“The Vice President commended President Martelly for his efforts to work with the Haitian parliament and political parties to resolve outstanding issues,” and support the work of an electoral council charged with setting a date to hold elections.
The delay in holding elections has been a source of mounting tensions in Haiti, and the opposition found a renewed cause with Michel’s arrest.
As Michel waited to appear before a judge, a crowd stormed into the court house passed police, freed him from custody and took him to the office of the Port-au-Prince bar association for his own protection, said Newton St. Juste, his lawyer. Michel was later rescued by Exius and other opposition senators, who had called an emergency session of the Haitian Senate.
Attempts to reach Francisco René, the Port-au-Prince district attorney, were unsuccessful.
Michel had been in hiding for months after the government issued what critics and other lawyers call a questionable arrest warrant against him in the 2010 murder of a student. Earlier this month, he said he planned to come out of hiding. He appeared at a Sept. 30 anti-government protest in Port-au-Prince and then again last week led an anti-government protest in Cap-Haitien.
Michel was arrested while on his way home after he was stopped in a car in the Port-au-Prince slum of Martissant. He was detained by a special branch, CIMO, of the Haiti National Police. They were joined on the scene by René, who quickly left after police began dispersing tear gas to move the crowds protecting Michel.

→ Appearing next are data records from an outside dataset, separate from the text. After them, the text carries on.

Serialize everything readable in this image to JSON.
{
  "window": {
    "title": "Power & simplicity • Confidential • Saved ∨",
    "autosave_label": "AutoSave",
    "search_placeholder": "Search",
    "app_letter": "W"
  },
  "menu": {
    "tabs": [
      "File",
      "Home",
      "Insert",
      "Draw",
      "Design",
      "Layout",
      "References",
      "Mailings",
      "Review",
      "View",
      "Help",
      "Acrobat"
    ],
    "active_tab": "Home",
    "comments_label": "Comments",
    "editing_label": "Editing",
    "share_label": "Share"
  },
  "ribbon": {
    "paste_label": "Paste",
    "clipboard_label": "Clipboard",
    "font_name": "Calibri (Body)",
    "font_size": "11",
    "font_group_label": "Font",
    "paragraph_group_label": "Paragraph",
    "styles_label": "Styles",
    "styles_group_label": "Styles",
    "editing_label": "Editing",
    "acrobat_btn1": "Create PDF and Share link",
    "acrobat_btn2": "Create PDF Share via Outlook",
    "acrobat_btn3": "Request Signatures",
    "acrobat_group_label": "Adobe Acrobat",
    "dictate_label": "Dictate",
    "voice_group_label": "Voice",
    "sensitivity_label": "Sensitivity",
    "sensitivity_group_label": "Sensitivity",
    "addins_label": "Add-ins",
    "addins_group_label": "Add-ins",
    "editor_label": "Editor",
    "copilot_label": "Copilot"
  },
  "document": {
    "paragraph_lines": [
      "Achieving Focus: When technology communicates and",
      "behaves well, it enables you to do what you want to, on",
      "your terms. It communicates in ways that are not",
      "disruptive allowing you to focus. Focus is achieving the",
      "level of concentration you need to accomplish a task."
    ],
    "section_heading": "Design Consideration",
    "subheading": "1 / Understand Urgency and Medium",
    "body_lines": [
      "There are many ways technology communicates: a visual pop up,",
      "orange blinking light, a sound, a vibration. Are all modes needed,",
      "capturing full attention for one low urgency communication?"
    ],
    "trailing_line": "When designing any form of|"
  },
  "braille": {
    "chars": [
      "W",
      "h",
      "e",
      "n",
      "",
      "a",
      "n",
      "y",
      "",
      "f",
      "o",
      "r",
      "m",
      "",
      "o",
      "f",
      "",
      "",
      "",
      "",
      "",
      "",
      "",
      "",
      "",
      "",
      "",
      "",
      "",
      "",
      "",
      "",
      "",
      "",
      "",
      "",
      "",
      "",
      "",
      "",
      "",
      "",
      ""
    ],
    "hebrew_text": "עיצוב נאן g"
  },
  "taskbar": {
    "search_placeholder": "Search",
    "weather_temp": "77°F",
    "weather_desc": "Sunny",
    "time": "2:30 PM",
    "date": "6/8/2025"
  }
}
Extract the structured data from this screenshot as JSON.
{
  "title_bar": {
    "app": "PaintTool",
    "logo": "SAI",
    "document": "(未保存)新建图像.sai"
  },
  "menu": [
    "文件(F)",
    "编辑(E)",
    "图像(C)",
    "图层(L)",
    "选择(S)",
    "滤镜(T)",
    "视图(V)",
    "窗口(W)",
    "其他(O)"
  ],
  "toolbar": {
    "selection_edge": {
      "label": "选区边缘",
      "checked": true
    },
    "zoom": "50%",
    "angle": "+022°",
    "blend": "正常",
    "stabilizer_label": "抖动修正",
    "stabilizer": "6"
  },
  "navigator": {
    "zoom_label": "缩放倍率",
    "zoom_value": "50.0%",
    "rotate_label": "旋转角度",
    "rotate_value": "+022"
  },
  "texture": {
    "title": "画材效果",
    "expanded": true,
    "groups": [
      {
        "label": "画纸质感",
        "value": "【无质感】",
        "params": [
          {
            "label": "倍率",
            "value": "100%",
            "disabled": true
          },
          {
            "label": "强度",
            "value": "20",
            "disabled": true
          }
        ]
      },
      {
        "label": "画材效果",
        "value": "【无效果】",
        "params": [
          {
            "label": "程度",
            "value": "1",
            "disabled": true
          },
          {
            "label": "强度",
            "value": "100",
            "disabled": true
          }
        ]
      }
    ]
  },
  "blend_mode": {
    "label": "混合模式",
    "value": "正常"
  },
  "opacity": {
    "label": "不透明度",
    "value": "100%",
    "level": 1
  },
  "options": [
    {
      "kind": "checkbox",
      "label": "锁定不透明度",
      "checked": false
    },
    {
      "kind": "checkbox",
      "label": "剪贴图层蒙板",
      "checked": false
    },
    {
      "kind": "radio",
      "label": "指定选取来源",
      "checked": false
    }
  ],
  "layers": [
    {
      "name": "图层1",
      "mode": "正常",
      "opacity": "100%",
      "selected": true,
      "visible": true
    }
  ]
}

Journalists on the scene and others reported burning tires and rock throwing. On Wednesday morning, the U.S. Embassy issued a statement warning U.S. citizens to stay clear of the area in and around Cite Soleil and the Champ de Mars, near the presidential palace. Protesters had begun to gather and were burning tires and throwing rocks.